Funding and FeesSolutions for Recovering Costs Water utilities need significant investments to improve and sustain their services. Commercial principles can help them raise revenues, which is why achieving cost recovery is crucial. This issue features examples of water utilities working to improve their services with the fees and other contributions from water users.
Rogelio Singson: Maynilad’s New Lease on Life
How does Maynilad Water Services, Inc. President Rogelio Singson intend to recover the utility’s investments, including $240 million in recent debt service and an estimated $78.5 million planned capital expenditure? “Manage nonrevenue water, improve organizational efficiency, and adjust tariff,” he says. Will his strategy work?
When service is poor, consumers are reluctant to pay, leading to lower revenues and poorer service. How can utilities stop this vicious cycle?
Can water utilities that are in red turn the tides around and even attain full cost recovery? Yes, but first they must charge.
Can socialized water tariffs, which charge different rates for Mongolia’s nomadic tribes and urban dwellers, lead to full cost recovery?
Austria Contributes US$5M to Water Financing Partnership FacilityAustria joins Australia, Norway, and the Netherlands as donors to the Water Financing Partnership Facility, bringing total contributions to $60 million. The facility supports ADB’s Water Financing Program 2006–2010, which seeks to help millions of Asians address their water challenges.
Asian Utilities’ Nonrevenue Water Management Course Concludes
Representatives from 31 South Asian and Southeast Asian water utilities assessed their nonrevenue water performance and began plans for improvement at the nonrevenue water management course organized by ADB and the World Bank Institute. Two follow-up workshops are planned this year.
Inaugural Singapore International Water Week All SetWith the theme “Sustainable Water Solutions for Cities,” this 23-27 June event will showcase technologies, explore opportunities for water management, and present the first Lee Kuan Yew Water Prize, which recognizes outstanding contributions to solving water issues.
ADB’s Regional Forum on Small Piped Water Networks Concludes “Small piped water networks can become part of our solutions to achieve the Millennium Development Goals,” said ADB’s Xianbin Yao at a recent forum in Manila where ADB pilot projects on small piped water networks in India, the Philippines, and Viet Nam were presented and discussed.

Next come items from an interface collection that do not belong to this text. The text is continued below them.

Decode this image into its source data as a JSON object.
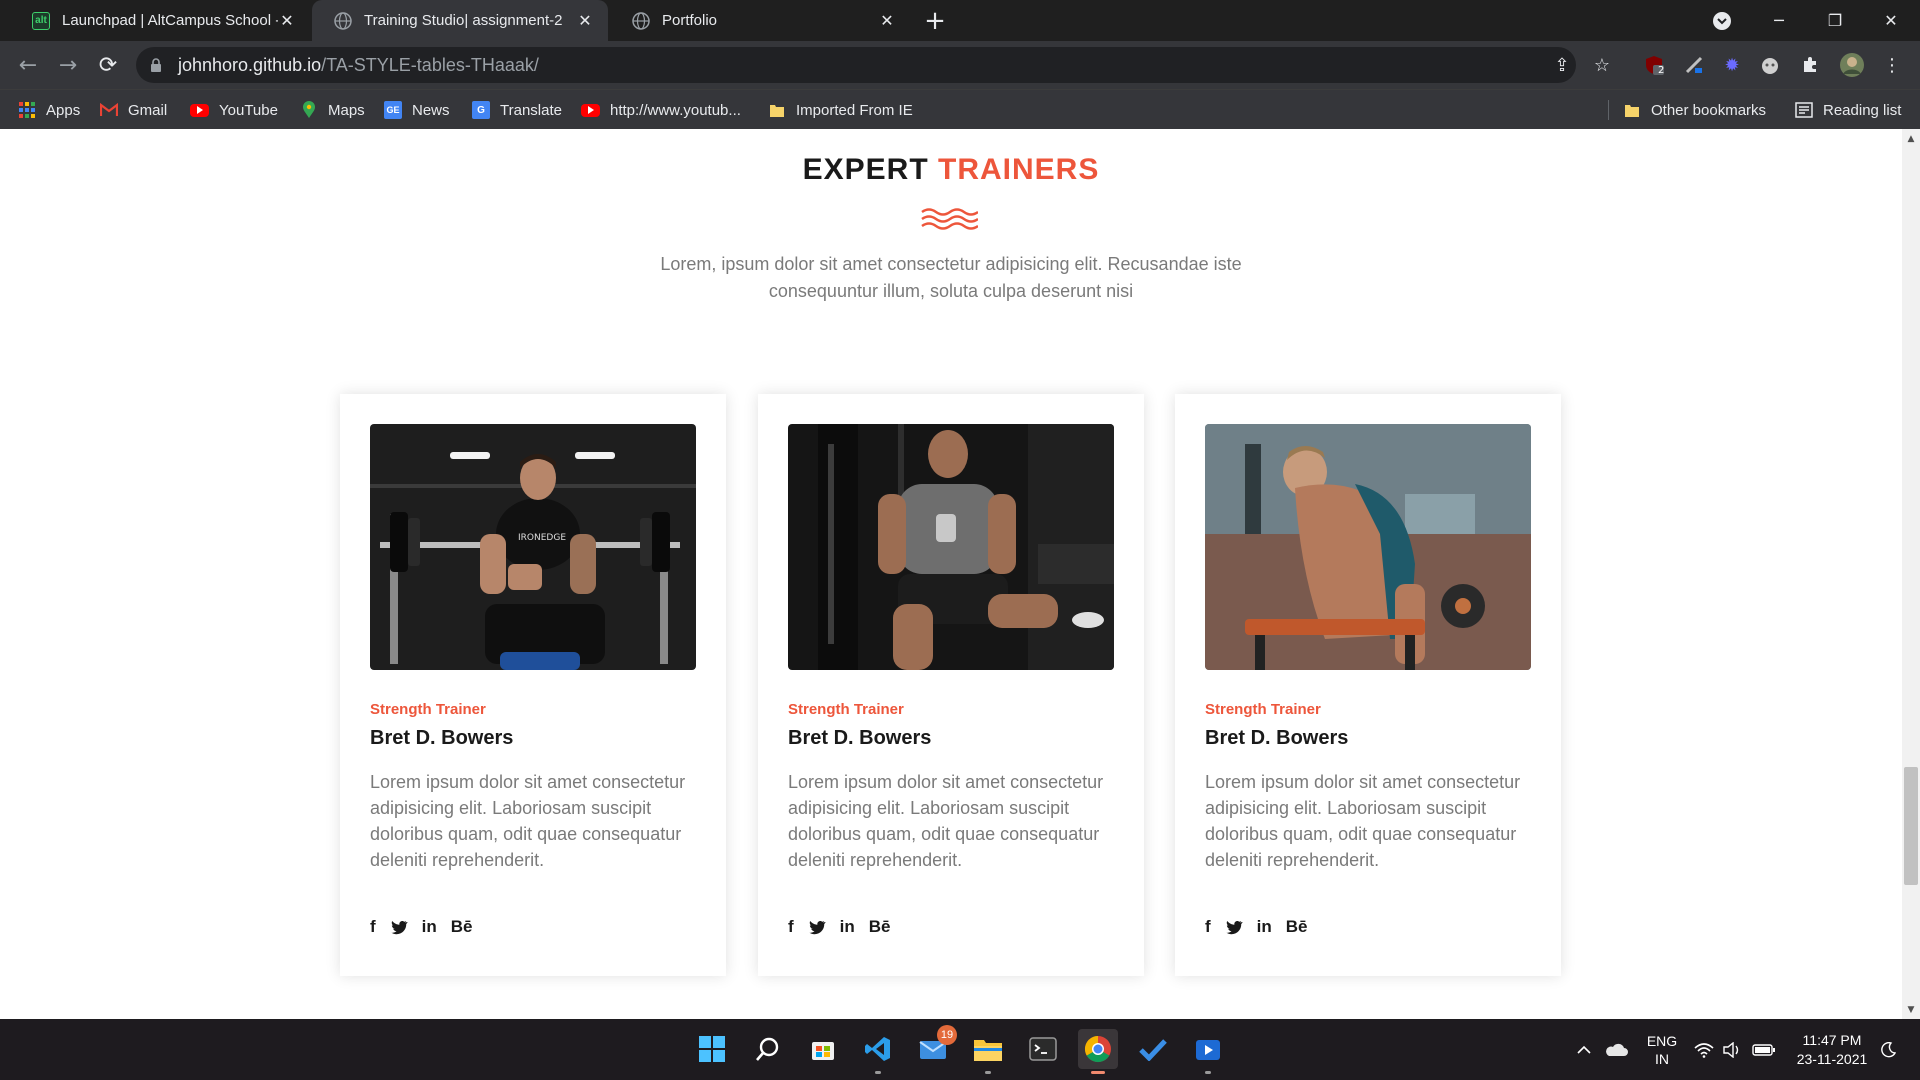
{
  "browser": {
    "tabs": [
      {
        "title": "Launchpad | AltCampus School -",
        "favicon": "altcampus-icon",
        "active": false
      },
      {
        "title": "Training Studio| assignment-2",
        "favicon": "globe-icon",
        "active": true
      },
      {
        "title": "Portfolio",
        "favicon": "globe-icon",
        "active": false
      }
    ],
    "url_host": "johnhoro.github.io",
    "url_path": "/TA-STYLE-tables-THaaak/",
    "bookmarks": [
      {
        "label": "Apps",
        "icon": "apps-grid-icon"
      },
      {
        "label": "Gmail",
        "icon": "gmail-icon"
      },
      {
        "label": "YouTube",
        "icon": "youtube-icon"
      },
      {
        "label": "Maps",
        "icon": "maps-icon"
      },
      {
        "label": "News",
        "icon": "news-icon"
      },
      {
        "label": "Translate",
        "icon": "translate-icon"
      },
      {
        "label": "http://www.youtub...",
        "icon": "youtube-icon"
      },
      {
        "label": "Imported From IE",
        "icon": "folder-icon"
      }
    ],
    "other_bookmarks": "Other bookmarks",
    "reading_list": "Reading list",
    "extension_badge": "2"
  },
  "page": {
    "heading_part1": "EXPERT",
    "heading_part2": "TRAINERS",
    "intro": "Lorem, ipsum dolor sit amet consectetur adipisicing elit. Recusandae iste consequuntur illum, soluta culpa deserunt nisi",
    "trainers": [
      {
        "role": "Strength Trainer",
        "name": "Bret D. Bowers",
        "description": "Lorem ipsum dolor sit amet consectetur adipisicing elit. Laboriosam suscipit doloribus quam, odit quae consequatur deleniti reprehenderit.",
        "social": [
          "f",
          "twitter",
          "in",
          "Bē"
        ]
      },
      {
        "role": "Strength Trainer",
        "name": "Bret D. Bowers",
        "description": "Lorem ipsum dolor sit amet consectetur adipisicing elit. Laboriosam suscipit doloribus quam, odit quae consequatur deleniti reprehenderit.",
        "social": [
          "f",
          "twitter",
          "in",
          "Bē"
        ]
      },
      {
        "role": "Strength Trainer",
        "name": "Bret D. Bowers",
        "description": "Lorem ipsum dolor sit amet consectetur adipisicing elit. Laboriosam suscipit doloribus quam, odit quae consequatur deleniti reprehenderit.",
        "social": [
          "f",
          "twitter",
          "in",
          "Bē"
        ]
      }
    ],
    "accent_color": "#ed563b"
  },
  "taskbar": {
    "mail_badge": "19",
    "lang_line1": "ENG",
    "lang_line2": "IN",
    "time": "11:47 PM",
    "date": "23-11-2021"
  }
}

New ADB Venture Promotes Public-Private Partnerships in Water The Asia Infrastructure Project Development Pte. Ltd. (AIPD), ADB’s new venture with Singapore-based partners, will assist Asian countries in developing viable public-private partnership projects in water supply, sanitation, and wastewater treatment. Projects in the People’s Republic of China are on the drawing board.
People’s Republic of China: ADB Supports Environmental Infrastructure Development in XinjiangADB will provide a $105 million loan to PRC to improve environmental infrastructure, including water supply and wastewater, in Xinjiang Uygur Autonomous Region. The project will strengthen cross-border trade, promote economic growth, and protect the environment of the country’s poorest and most remote parts.

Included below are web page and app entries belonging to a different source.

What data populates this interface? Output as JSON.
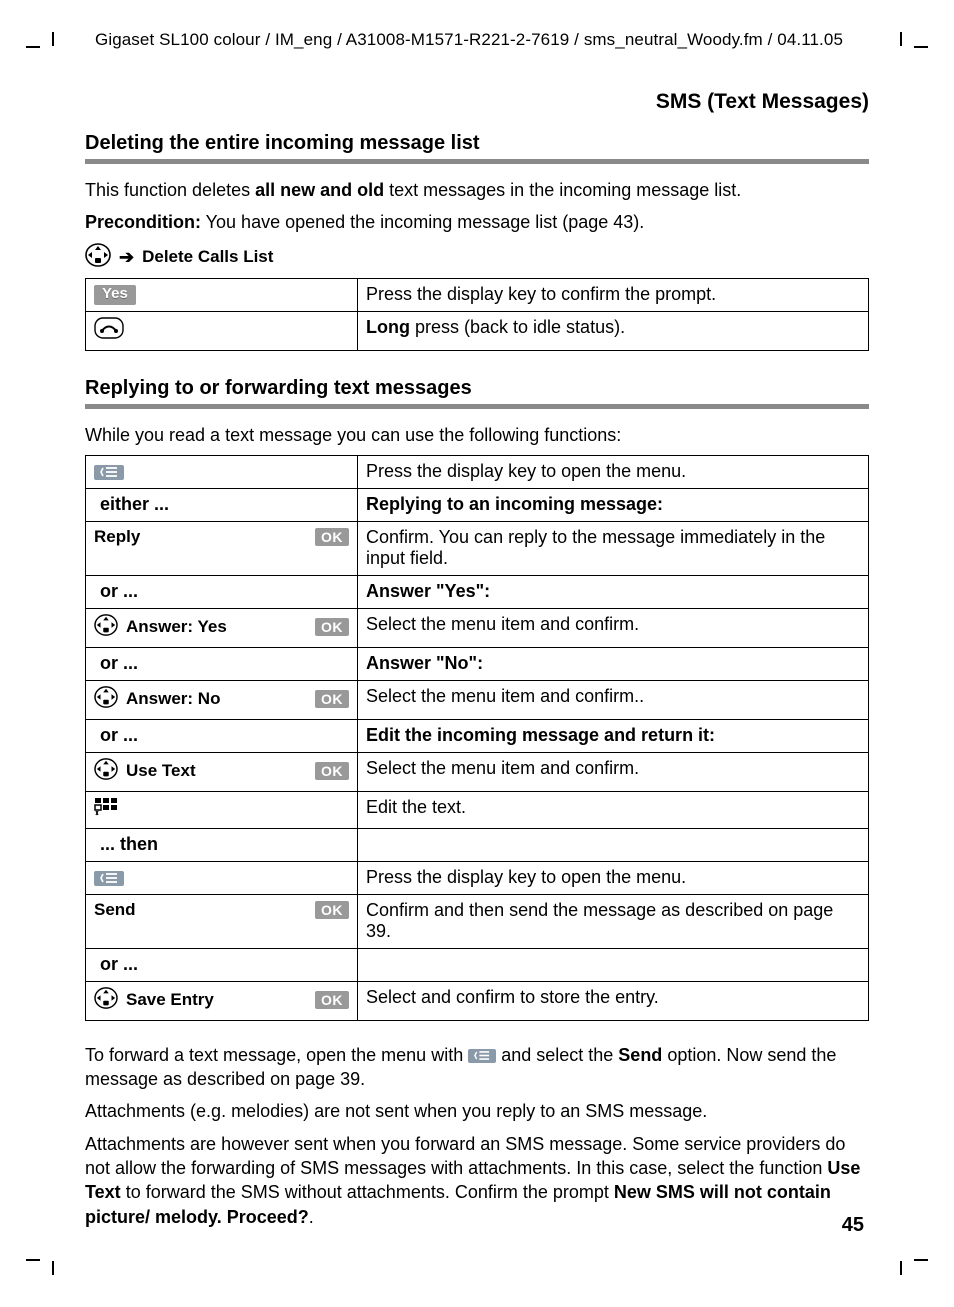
{
  "header": "Gigaset SL100 colour / IM_eng / A31008-M1571-R221-2-7619 / sms_neutral_Woody.fm / 04.11.05",
  "section_title": "SMS (Text Messages)",
  "del": {
    "heading": "Deleting the entire incoming message list",
    "p1_a": "This function deletes ",
    "p1_b": "all new and old",
    "p1_c": " text messages in the incoming message list.",
    "precond_label": "Precondition:",
    "precond_text": " You have opened the incoming message list (page 43).",
    "nav_text": "Delete Calls List",
    "row1_key": "Yes",
    "row1_desc": "Press the display key to confirm the prompt.",
    "row2_desc_b": "Long",
    "row2_desc": " press (back to idle status)."
  },
  "reply": {
    "heading": "Replying to or forwarding text messages",
    "intro": "While you read a text message you can use the following functions:",
    "r1_desc": "Press the display key to open the menu.",
    "either": "either ...",
    "r2_desc": "Replying to an incoming message:",
    "r3_label": "Reply",
    "r3_desc": "Confirm. You can reply to the message immediately in the input field.",
    "or": "or ...",
    "r4_desc": "Answer \"Yes\":",
    "r5_label": "Answer: Yes",
    "r5_desc": "Select the menu item and confirm.",
    "r6_desc": "Answer \"No\":",
    "r7_label": "Answer: No",
    "r7_desc": "Select the menu item and confirm..",
    "r8_desc": "Edit the incoming message and return it:",
    "r9_label": "Use Text",
    "r9_desc": "Select the menu item and confirm.",
    "r10_desc": "Edit the text.",
    "then": "... then",
    "r11_desc": "Press the display key to open the menu.",
    "r12_label": "Send",
    "r12_desc": "Confirm and then send the message as described on page 39.",
    "r13_label": "Save Entry",
    "r13_desc": "Select and confirm to store the entry.",
    "ok": "OK"
  },
  "trail": {
    "p1a": "To forward a text message, open the menu with ",
    "p1b": " and select the ",
    "p1c": "Send",
    "p1d": " option. Now send the message as described on page 39.",
    "p2": "Attachments (e.g. melodies) are not sent when you reply to an SMS message.",
    "p3a": "Attachments are however sent when you forward an SMS message. Some service providers do not allow the forwarding of SMS messages with attachments. In this case, select the function ",
    "p3b": "Use Text",
    "p3c": " to forward the SMS without attachments. Confirm the prompt ",
    "p3d": "New SMS will not contain picture/ melody. Proceed?",
    "p3e": "."
  },
  "page_number": "45"
}
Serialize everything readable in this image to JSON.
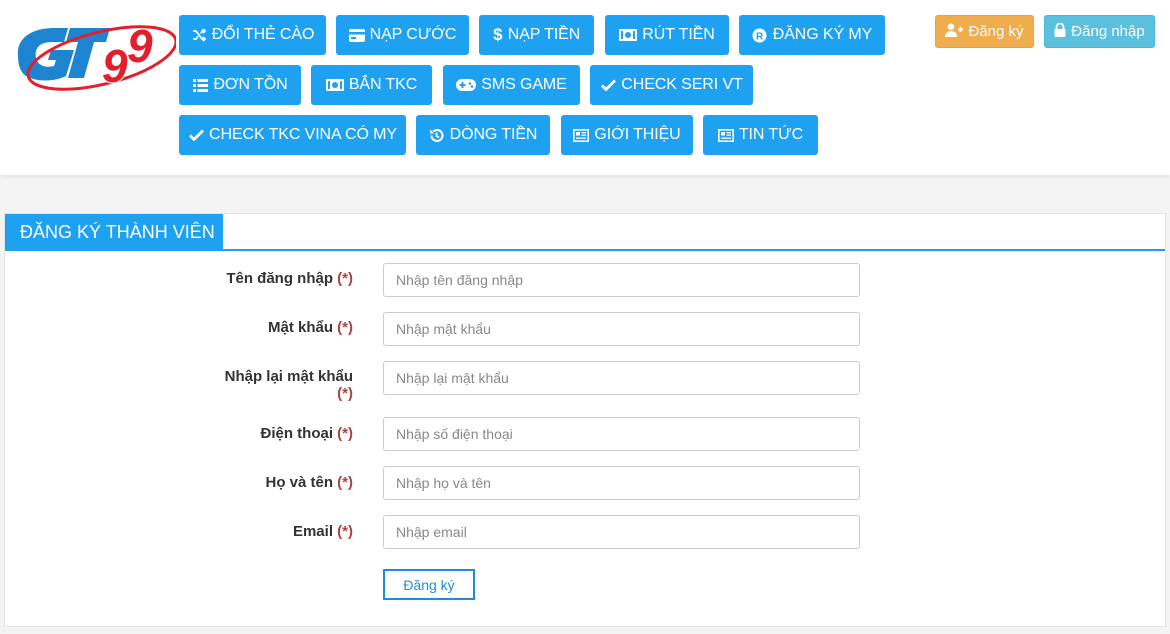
{
  "brand": {
    "logo_text": "GT99",
    "colors": {
      "primary_blue": "#1ea1f1",
      "logo_red": "#e41f2d",
      "warning": "#f0ad4e",
      "info": "#5bc0de"
    }
  },
  "nav": {
    "items": [
      {
        "label": "ĐỔI THẺ CÀO",
        "icon": "shuffle-icon"
      },
      {
        "label": "NẠP CƯỚC",
        "icon": "credit-card-icon"
      },
      {
        "label": "NẠP TIỀN",
        "icon": "dollar-icon"
      },
      {
        "label": "RÚT TIỀN",
        "icon": "money-bill-icon"
      },
      {
        "label": "ĐĂNG KÝ MY",
        "icon": "registered-icon"
      },
      {
        "label": "ĐƠN TỒN",
        "icon": "list-icon"
      },
      {
        "label": "BẮN TKC",
        "icon": "money-bill-icon"
      },
      {
        "label": "SMS GAME",
        "icon": "gamepad-icon"
      },
      {
        "label": "CHECK SERI VT",
        "icon": "check-icon"
      },
      {
        "label": "CHECK TKC VINA CÓ MY",
        "icon": "check-icon"
      },
      {
        "label": "DÒNG TIỀN",
        "icon": "history-icon"
      },
      {
        "label": "GIỚI THIỆU",
        "icon": "newspaper-icon"
      },
      {
        "label": "TIN TỨC",
        "icon": "newspaper-icon"
      }
    ]
  },
  "auth": {
    "register_label": "Đăng ký",
    "login_label": "Đăng nhập"
  },
  "form": {
    "title": "ĐĂNG KÝ THÀNH VIÊN",
    "required_mark": "(*)",
    "fields": [
      {
        "label": "Tên đăng nhập",
        "placeholder": "Nhập tên đăng nhập",
        "value": ""
      },
      {
        "label": "Mật khẩu",
        "placeholder": "Nhập mật khẩu",
        "value": ""
      },
      {
        "label": "Nhập lại mật khẩu",
        "placeholder": "Nhập lại mật khẩu",
        "value": ""
      },
      {
        "label": "Điện thoại",
        "placeholder": "Nhập số điện thoại",
        "value": ""
      },
      {
        "label": "Họ và tên",
        "placeholder": "Nhập họ và tên",
        "value": ""
      },
      {
        "label": "Email",
        "placeholder": "Nhập email",
        "value": ""
      }
    ],
    "submit_label": "Đăng ký"
  }
}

New Water Brief: Climate, Water and Development
Climate change is an environmental and economic issue that the poverty-stricken Asia-Pacific must prepare for. How is ADB helping countries adapt?

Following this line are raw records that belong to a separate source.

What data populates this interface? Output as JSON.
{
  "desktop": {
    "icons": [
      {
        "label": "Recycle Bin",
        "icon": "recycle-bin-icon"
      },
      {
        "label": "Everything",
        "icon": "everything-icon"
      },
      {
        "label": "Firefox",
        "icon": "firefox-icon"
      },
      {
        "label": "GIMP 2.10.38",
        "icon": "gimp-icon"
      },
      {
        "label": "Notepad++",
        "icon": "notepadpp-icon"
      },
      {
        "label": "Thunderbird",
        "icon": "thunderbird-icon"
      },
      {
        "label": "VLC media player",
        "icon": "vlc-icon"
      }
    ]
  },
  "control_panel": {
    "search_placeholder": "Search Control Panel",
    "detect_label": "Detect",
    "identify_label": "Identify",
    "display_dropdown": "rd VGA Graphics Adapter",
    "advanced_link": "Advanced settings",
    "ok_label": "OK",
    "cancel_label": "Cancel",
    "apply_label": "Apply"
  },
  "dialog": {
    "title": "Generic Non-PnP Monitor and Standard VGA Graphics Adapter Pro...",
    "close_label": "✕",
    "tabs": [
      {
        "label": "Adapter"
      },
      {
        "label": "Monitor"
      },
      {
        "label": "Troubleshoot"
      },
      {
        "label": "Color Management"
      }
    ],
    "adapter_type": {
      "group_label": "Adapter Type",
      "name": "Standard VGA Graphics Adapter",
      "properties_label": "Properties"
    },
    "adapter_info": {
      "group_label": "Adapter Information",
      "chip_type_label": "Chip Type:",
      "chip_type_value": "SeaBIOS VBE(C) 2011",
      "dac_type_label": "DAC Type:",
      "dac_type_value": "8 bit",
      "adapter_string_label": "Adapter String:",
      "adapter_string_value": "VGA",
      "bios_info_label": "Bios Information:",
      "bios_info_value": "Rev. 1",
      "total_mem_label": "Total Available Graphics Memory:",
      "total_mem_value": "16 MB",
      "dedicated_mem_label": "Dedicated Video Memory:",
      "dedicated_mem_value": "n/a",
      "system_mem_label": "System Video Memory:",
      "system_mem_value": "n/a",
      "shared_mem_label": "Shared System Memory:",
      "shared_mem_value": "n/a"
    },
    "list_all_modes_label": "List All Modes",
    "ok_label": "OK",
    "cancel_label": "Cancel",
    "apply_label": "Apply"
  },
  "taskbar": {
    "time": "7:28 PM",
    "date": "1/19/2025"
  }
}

Data Book of Southeast Asian Water Utilities
The South East Asian Water Utilities Network completed its 2nd benchmarking program, covering 40 water utilities. Read the data and analysis.
Water for All News is produced by the Asian Development Bank (ADB) to provide current information to developing member countries, professionals, researchers, private sector, civil society, academe, and their counterparts in the donor community who are interested in water sector issues that affect the pace of development. For comments or more information, contact firstname.lastname@example.orgDisclaimer
ADB provides the information contained in this newsletter and links to its web site solely as a resource. While ADB tries to provide high-quality content on its web site, it does not guarantee the accuracy, reliability, or timeliness of this information; and therefore, will not be liable in any capacity for damages or losses to the user that may result from the use of this information. ADB and its affiliate offices, likewise, will not be responsible for any errors, omissions, or inadvertent alterations that may occur in the disclosure of content in this newsletter or on its web site.
© 2015 Asian Development Bank |
Water for All